"The Departed" is the first gangster film since "The Godfather" to develop its characters so deeply yet dispatch them so savagely. Scorsese makes sure that you fall in love with the characters and understand the complexity of the reasons behind why they do the things they do, and then he makes sure they get shot down in true gangster movie fashion. The fact that there are no real villains makes the violence seem even more brutal. Even Nicholson's devilish portrayal of Frank Costello is so relatable and nuanced that the audience can't help but to love him as much as they hate him.

Another reason "The Departed" deserves a star on the gangster film walk of fame is the cinematography. The Boston streets come alive with Scorsese's camera work. Innovative angles and shots make each scene as engaging, and often as disturbing, as possible. It's impossible not to get sucked into the world of this gritty film, and in spite of its length, the movie is over before you know it. Fans of the film are still talking about "the elevator scene" even seven years later. Special effects are kept to a minimum in "The Departed," even during prolonged gunfights, which is part of what makes this movie so believable.

"The Departed" is an instant gangster film success on grounds of character development and cinematography alone, but no truly classic gangster film would be complete without a heavy atmosphere and great fight scenes. "The Departed" delivers generously on both counts. The life of an Irish Mafioso is a violent one, and Scorsese portrays this accurately in the constant fist fights and shootouts throughout the film. These scenes are even more intense because the characters on both sides of the law are so fully developed. When you add in double agents and even more double-crossing, "The Departed" qualifies as one of the most suspenseful gangster films of all time.

"The Departed" doesn't lack romance either. Like any great gangster film, "The Departed" has its own tense love triangle between Costigan, the green and temperamental FBI informant; Dr. Madolyn Madden, his understanding court-appointed therapist; and Staff Sergeant Colin Sullivan, Costello's right-hand man. The love story between Costigan and Dr. Madden is tender but is not without its rough patches. Fortunately, their love interest adds to the tension of the film and doesn't detract from the story, as is the case in so many modern films.

"The Departed" has all the basic elements of a classic gangster film and then some.
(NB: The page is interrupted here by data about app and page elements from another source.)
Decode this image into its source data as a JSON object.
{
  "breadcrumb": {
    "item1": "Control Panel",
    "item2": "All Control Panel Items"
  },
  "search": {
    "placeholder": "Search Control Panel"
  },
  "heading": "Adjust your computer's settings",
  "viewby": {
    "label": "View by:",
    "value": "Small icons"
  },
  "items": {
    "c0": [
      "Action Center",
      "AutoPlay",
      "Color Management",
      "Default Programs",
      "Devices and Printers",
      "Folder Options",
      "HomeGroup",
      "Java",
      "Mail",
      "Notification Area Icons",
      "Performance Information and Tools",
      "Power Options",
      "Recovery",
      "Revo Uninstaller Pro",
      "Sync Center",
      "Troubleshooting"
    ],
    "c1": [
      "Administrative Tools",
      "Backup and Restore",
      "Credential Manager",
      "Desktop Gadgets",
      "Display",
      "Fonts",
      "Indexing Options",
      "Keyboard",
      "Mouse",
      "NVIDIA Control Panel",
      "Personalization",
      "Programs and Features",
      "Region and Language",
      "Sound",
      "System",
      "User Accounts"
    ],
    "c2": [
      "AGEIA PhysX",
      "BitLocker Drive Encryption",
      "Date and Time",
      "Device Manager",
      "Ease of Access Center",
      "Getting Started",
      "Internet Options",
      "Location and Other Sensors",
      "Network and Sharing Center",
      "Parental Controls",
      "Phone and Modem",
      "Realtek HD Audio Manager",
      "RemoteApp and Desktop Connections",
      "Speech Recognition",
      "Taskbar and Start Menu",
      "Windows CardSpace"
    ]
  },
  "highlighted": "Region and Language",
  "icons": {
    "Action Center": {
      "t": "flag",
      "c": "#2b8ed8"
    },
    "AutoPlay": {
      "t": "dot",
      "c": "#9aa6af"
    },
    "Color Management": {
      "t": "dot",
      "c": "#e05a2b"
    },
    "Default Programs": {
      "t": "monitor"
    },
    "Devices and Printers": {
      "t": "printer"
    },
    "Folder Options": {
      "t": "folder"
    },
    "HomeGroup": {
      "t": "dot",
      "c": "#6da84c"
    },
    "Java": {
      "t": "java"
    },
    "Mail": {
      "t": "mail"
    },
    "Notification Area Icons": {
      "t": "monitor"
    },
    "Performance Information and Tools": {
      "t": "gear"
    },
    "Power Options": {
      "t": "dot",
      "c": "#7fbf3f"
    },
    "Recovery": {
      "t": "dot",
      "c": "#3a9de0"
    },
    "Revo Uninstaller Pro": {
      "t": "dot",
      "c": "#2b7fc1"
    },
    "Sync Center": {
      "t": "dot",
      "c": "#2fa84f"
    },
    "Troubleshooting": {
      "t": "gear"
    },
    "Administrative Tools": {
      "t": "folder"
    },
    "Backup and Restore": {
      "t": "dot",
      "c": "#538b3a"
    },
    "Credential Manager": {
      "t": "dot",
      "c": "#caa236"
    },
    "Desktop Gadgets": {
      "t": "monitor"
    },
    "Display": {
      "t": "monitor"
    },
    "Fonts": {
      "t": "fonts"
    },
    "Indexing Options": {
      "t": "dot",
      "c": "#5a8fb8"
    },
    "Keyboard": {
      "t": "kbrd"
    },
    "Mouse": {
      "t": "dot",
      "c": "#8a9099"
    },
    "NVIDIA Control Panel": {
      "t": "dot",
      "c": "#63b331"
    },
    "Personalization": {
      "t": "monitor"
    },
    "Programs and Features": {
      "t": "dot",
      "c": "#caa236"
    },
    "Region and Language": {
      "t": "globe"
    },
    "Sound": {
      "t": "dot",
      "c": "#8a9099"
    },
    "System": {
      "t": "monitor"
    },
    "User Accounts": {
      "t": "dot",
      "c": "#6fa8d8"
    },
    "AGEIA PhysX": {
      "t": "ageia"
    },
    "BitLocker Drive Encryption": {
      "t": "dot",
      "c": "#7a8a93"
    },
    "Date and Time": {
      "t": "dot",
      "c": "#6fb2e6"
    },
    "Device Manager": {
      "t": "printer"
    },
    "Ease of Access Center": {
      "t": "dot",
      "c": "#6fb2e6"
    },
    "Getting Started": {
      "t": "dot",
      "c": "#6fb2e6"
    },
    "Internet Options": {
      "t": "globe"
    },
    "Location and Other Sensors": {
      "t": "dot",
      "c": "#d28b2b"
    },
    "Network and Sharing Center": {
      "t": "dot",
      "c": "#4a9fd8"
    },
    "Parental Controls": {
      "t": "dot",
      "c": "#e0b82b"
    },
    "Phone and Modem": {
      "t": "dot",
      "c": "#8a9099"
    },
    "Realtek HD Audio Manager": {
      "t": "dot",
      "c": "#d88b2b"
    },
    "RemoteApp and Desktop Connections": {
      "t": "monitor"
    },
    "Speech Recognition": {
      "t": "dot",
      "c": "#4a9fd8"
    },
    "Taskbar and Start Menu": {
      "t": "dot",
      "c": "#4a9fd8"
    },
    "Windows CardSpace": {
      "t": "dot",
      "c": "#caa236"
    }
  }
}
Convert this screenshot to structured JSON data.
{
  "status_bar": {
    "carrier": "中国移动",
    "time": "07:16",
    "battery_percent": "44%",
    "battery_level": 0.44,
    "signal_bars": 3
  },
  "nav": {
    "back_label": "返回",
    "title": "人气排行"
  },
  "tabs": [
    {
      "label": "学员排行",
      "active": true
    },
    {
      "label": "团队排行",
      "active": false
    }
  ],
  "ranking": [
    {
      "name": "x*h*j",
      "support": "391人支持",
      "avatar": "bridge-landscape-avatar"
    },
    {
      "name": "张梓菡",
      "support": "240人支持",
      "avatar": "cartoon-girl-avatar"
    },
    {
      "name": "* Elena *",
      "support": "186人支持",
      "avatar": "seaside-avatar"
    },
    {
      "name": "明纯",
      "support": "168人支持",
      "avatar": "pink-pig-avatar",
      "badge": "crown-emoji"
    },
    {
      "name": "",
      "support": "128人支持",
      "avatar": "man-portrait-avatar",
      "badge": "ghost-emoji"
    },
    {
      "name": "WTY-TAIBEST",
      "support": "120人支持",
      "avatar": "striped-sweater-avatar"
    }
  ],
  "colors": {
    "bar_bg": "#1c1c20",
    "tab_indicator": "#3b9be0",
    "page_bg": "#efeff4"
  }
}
Suspense, drama, violence, great camera work, and a bit of romance all converge to create one of the most gripping and intense gangster films of all time. "The Departed" is truly a must-see for any hardcore film fan, especially those who love the gangster movie genre.